Lead researcher Matthew A. Nystoriak, Ph.D., of the University of Louisville in Kentucky, and colleagues recently presented their findings at the American Heart Association’s (AHA) Scientific Sessions 2017, held in Anaheim, CA.
The abstract from the presentation has also been published in the journal Circulation.
Since their introduction to the American market around a decade ago, e-cigarettes have soared in popularity — particularly among youths. According to a 2016 report from the Surgeon General, e-cigarette use among high school students in the United States increased by a whopping 900 percent between 2011 and 2015.
The battery-operated devices are often marketed as a safer alternative to conventional cigarettes, and some research suggests that this is the case. However, scientists are increasingly uncovering the potential dangers of vaping.
Recent studies reported by Medical News Today have associated e-cigarette use with increased cardiovascular risk and abnormal cardiac activity.

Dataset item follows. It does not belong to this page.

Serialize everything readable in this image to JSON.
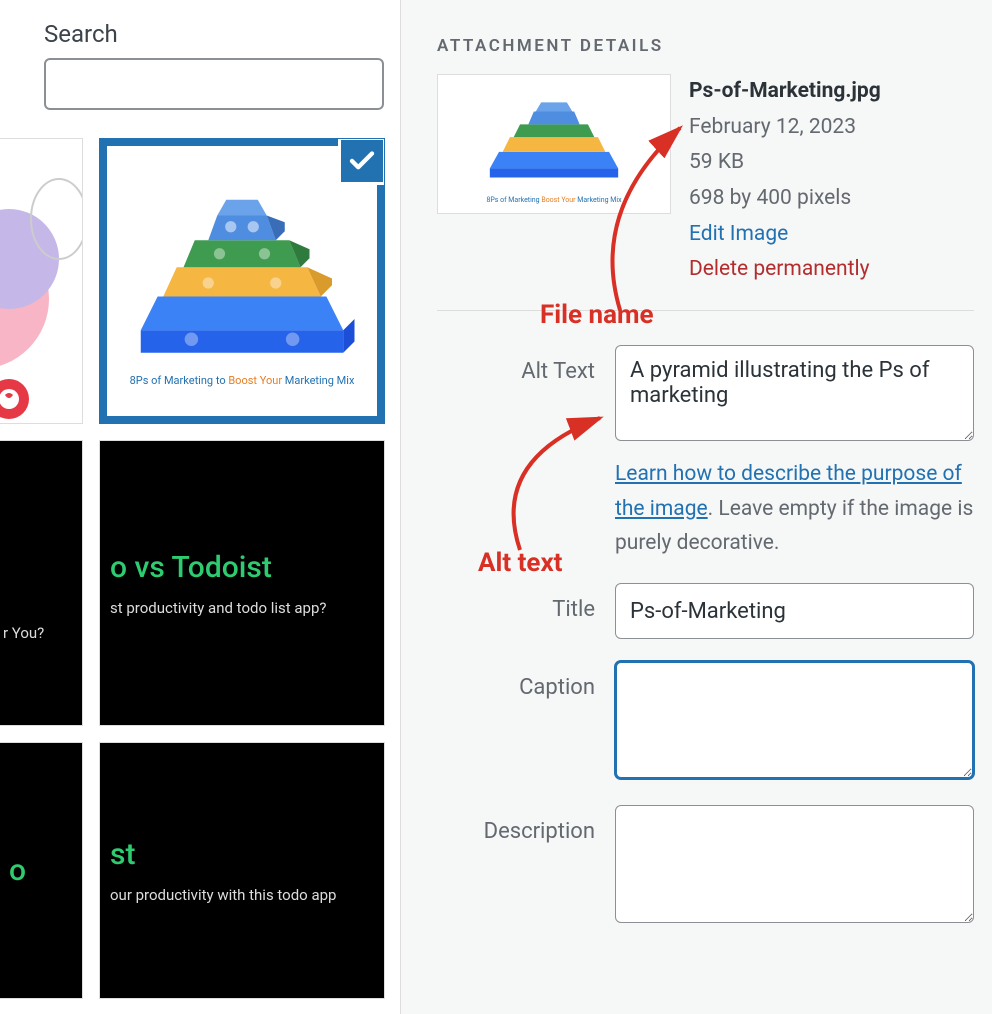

Such studies have pointed to the nicotine in e-cigarette liquids as the likely cause.
The new study from Nystoriak and team provides further evidence of how e-cigarettes might harm the heart, but, this time, chemical flavorings are the offender.
Nystoriak and colleagues tested 15 different e-cigarette flavorings on human cardiomyocytes derived from induced pluripotent stem cells.
Cardiomyocytes are the cells that make up the heart muscle, and they are responsible for the contractile function of the heart, which enables the organ to pump blood around the body.
The team monitored how each flavoring — when heated and unheated — affected the function of cardiomyocytes.
“While many flavor chemicals are conventional food additives and generally regarded as safe,” the researchers note, “little is known regarding their impact on human cardiac function. Moreover, how heating/combustion of these compounds affects their toxicity is completely unknown.”
The team identified a number of flavorings that had different effects on cardiomyocyte functions.
They found that cinnamaldehyde, or cinnamon flavoring, prevented the cardiomyocytes from contracting 24 hours after coming into contact with them, while eugenol (clove), citronellol (floral), and limonene (citrus) caused the heart muscle cells to beat faster.
“These effects [from the chemicals] are kind of striking because it suggests that if this compound was interacting with the heart muscle itself, it could do something directly to change how that cell actually functions,” says Nystoriak.
‘Don’t assume that e-cigarettes are harmless’
The researchers note that the flavorings that caused the greatest alterations to cardiomyocytes had the strongest effects when unheated.
However, there are thousands of flavorings for e-cigarette liquids, and the team points out that it is still unclear as to how many of these break down once heated.
One limitation of this study is that the experiments were completed in vivo, so precisely how inhaling the flavorings in e-cigarette liquids might impact cardiomyocyte function needs to be studied further.
Still, commenting on the team’s findings, Matthew L. Springer, Ph.D. — who was not involved in the research but who studies the effects of tobacco smoke on vascular function — says that e-cigarette users should take these results into consideration.
“They should not assume that e-cigarettes are harmless just because they don’t produce smoke. The best thing that you can inhale is clean air.”